Task item
Search term "image": copy each line of the records that contains it.

____ Entries supplied

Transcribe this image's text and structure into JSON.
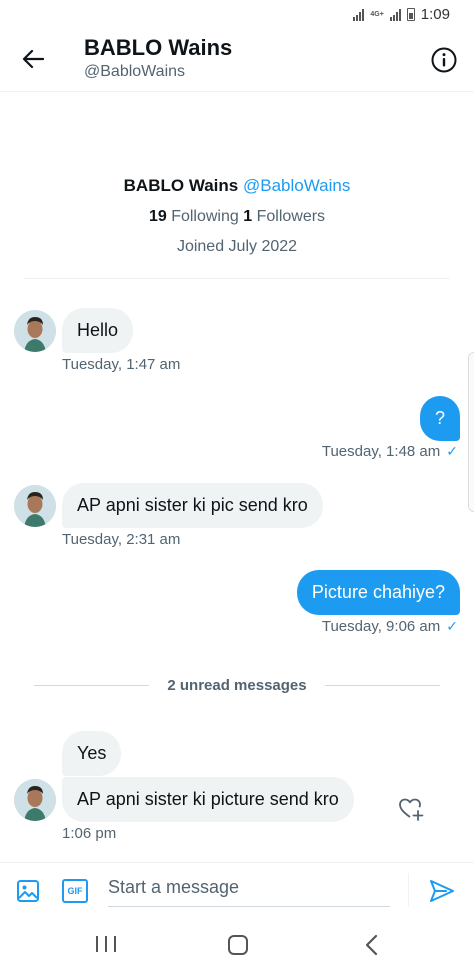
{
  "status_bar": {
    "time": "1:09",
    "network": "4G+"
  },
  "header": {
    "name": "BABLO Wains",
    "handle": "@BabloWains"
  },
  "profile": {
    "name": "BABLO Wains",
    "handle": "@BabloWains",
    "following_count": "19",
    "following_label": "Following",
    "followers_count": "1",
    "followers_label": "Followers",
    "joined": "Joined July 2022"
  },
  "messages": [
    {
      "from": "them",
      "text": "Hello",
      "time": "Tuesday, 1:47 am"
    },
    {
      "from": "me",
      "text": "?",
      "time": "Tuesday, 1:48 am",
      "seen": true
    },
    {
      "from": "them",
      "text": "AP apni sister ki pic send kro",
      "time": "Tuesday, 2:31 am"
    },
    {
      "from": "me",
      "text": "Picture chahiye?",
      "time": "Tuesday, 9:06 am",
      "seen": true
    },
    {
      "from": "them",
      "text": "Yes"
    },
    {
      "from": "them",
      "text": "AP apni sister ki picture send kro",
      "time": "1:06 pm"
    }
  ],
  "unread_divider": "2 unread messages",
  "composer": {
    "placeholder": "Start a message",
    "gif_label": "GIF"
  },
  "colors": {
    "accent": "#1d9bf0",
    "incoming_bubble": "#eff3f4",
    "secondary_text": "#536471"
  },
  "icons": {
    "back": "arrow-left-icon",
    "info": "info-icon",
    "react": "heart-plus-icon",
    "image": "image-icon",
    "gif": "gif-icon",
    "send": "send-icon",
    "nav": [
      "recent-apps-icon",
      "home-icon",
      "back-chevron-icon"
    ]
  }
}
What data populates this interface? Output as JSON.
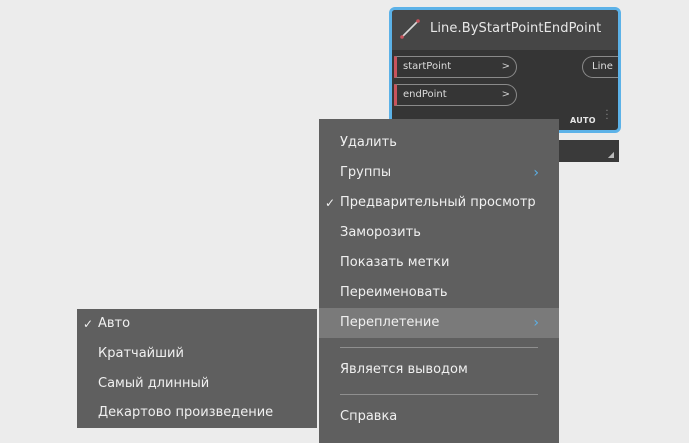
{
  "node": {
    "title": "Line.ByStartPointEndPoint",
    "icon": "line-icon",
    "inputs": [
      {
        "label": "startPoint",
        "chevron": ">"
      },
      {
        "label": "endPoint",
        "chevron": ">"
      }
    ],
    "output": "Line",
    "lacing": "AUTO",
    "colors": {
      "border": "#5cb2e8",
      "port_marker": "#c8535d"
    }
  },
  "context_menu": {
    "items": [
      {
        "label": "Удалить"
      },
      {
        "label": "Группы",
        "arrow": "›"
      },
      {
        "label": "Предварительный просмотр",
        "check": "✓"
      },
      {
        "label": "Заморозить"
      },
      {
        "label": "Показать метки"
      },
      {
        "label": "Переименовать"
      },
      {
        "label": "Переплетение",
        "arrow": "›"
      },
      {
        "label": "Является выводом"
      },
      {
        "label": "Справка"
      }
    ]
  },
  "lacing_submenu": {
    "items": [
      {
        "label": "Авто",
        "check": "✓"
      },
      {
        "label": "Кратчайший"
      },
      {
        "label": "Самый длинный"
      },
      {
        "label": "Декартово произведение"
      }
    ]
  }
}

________
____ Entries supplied

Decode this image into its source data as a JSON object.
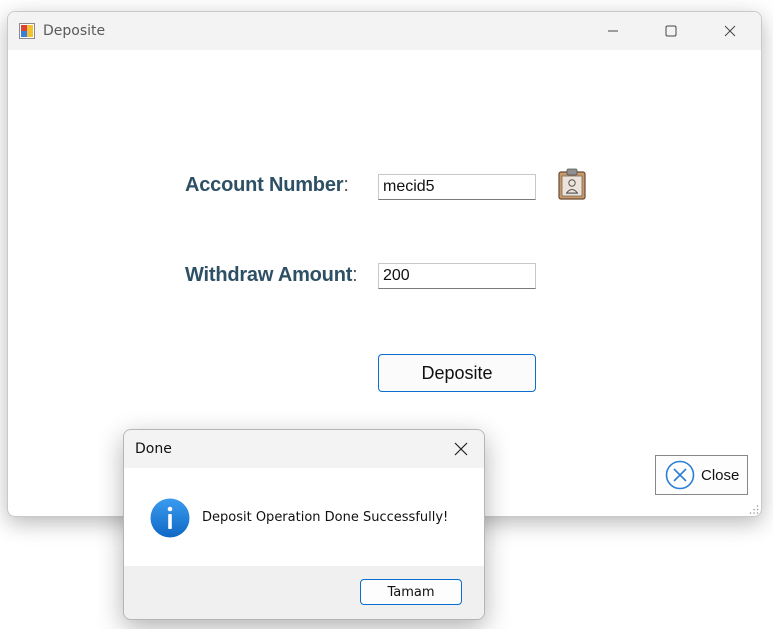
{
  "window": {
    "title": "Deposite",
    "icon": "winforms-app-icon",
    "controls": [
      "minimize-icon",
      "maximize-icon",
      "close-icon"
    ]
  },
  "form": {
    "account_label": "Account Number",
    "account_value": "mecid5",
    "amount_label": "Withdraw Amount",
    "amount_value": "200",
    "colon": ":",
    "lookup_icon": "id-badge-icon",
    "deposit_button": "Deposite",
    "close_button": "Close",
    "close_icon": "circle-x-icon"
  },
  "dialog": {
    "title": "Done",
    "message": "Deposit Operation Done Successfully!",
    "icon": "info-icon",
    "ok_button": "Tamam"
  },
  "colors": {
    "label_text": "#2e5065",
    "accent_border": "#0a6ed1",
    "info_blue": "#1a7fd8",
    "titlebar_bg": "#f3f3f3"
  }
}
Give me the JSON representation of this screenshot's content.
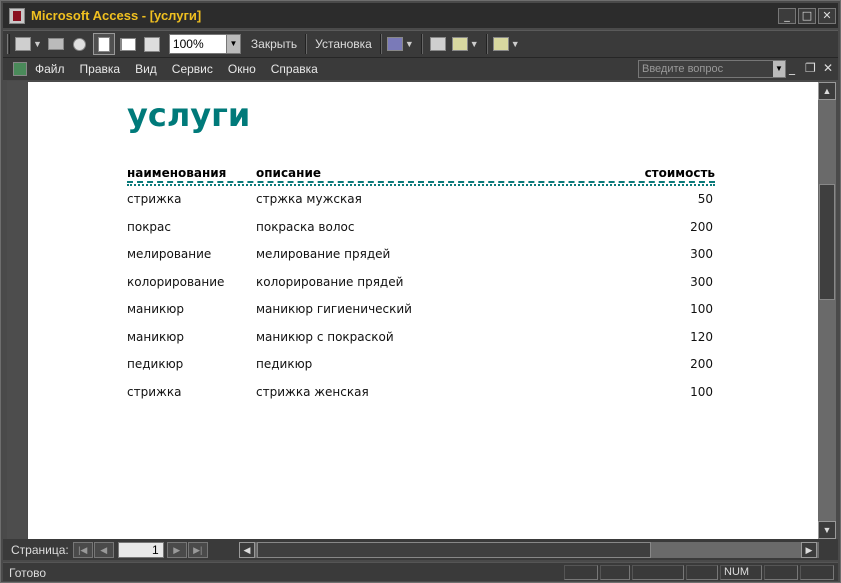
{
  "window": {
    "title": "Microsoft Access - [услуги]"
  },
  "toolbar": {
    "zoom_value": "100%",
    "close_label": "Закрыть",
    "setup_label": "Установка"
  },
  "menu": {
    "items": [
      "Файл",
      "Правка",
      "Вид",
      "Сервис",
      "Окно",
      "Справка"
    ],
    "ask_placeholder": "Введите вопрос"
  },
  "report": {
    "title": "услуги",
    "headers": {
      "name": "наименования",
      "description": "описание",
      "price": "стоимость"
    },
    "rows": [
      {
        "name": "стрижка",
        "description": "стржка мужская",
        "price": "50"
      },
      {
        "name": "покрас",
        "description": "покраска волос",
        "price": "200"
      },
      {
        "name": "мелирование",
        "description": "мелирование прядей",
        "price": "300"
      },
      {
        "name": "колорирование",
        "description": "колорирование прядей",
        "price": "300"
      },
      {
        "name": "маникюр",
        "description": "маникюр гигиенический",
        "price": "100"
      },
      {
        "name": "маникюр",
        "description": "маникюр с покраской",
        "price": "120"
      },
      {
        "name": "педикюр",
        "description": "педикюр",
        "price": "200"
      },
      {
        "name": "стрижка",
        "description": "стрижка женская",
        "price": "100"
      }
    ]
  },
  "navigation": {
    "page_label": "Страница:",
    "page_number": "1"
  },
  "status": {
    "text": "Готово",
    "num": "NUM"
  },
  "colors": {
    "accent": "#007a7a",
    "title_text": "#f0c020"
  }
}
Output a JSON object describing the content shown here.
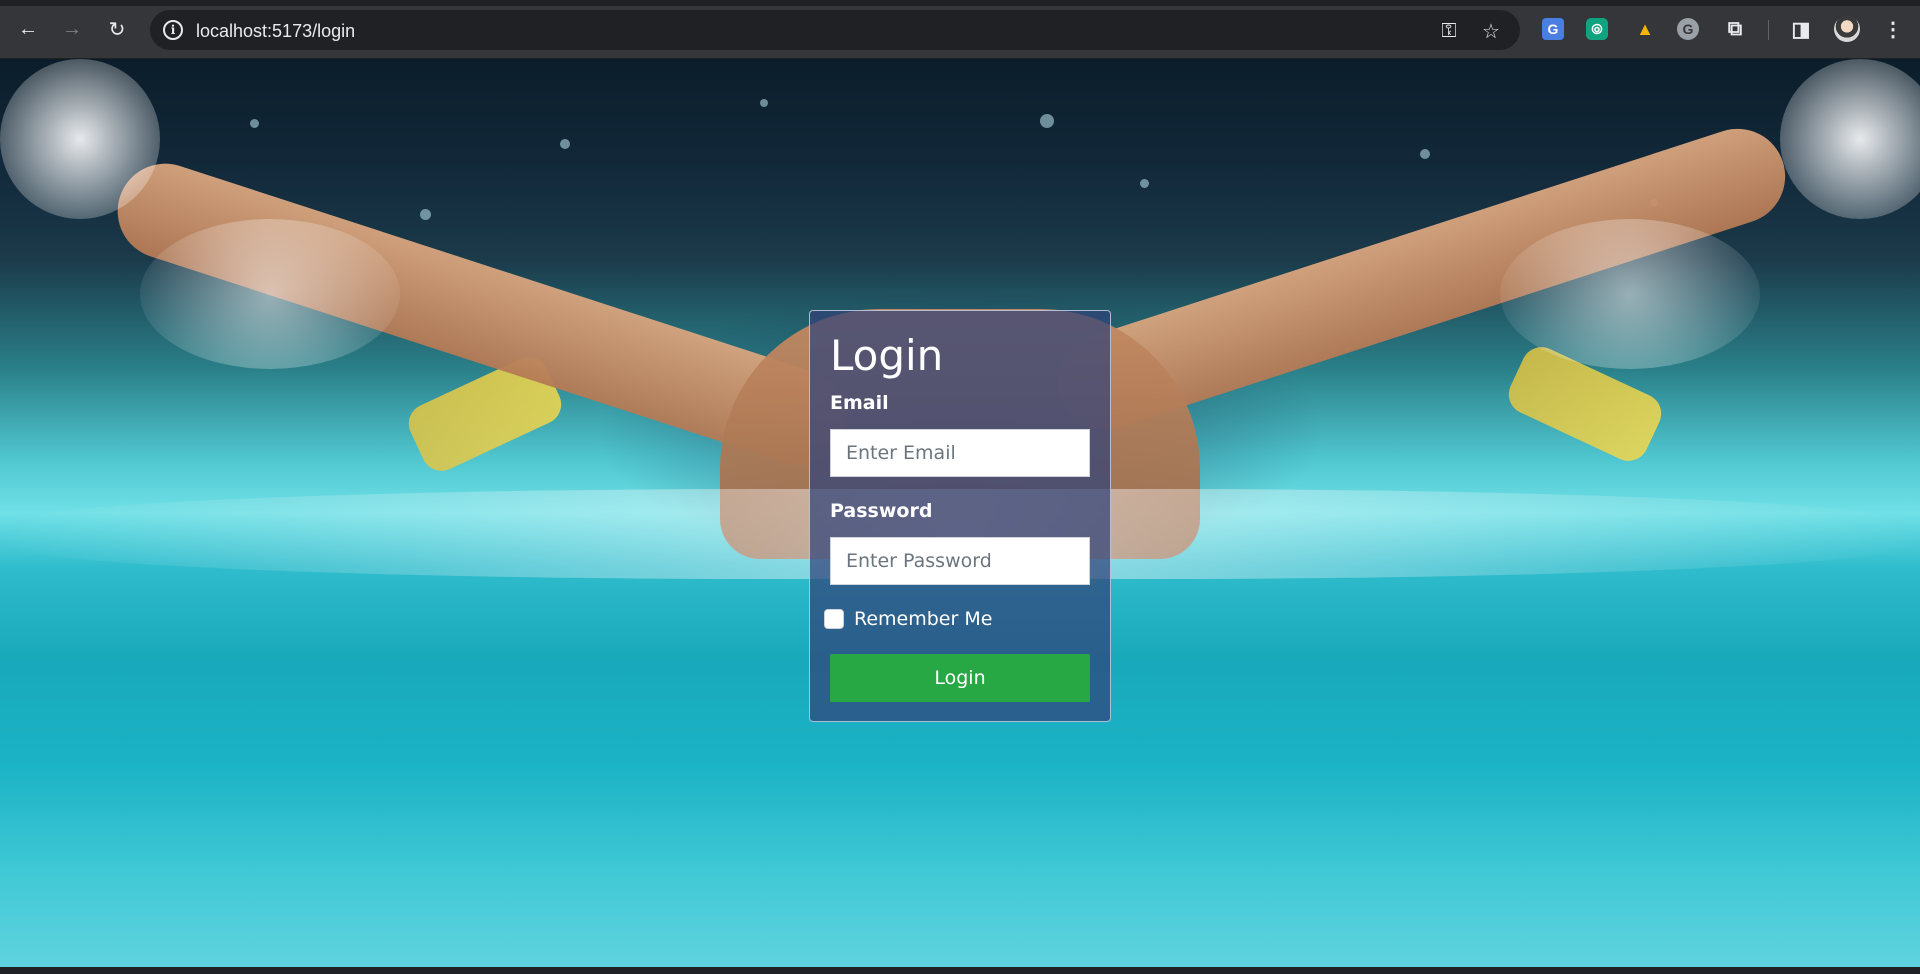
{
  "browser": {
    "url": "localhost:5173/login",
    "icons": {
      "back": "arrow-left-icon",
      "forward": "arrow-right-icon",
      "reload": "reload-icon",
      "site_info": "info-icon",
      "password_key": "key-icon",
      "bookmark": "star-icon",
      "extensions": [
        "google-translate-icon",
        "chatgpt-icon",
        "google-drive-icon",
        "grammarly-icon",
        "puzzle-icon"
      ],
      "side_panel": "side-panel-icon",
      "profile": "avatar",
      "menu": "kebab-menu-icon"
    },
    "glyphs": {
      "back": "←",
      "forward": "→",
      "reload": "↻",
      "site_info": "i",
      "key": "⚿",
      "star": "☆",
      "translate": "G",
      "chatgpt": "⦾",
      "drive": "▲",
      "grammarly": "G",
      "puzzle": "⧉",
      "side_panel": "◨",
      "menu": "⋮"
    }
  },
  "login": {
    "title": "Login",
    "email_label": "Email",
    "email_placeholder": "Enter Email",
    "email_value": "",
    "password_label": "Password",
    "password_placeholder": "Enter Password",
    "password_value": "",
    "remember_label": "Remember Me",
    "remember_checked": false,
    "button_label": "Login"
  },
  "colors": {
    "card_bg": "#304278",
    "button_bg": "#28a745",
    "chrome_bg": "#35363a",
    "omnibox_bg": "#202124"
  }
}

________

Result of the task
Transcribe this image's text and structure into JSON.
    "image": "image-icon",
Decode this image into its source data as a JSON object.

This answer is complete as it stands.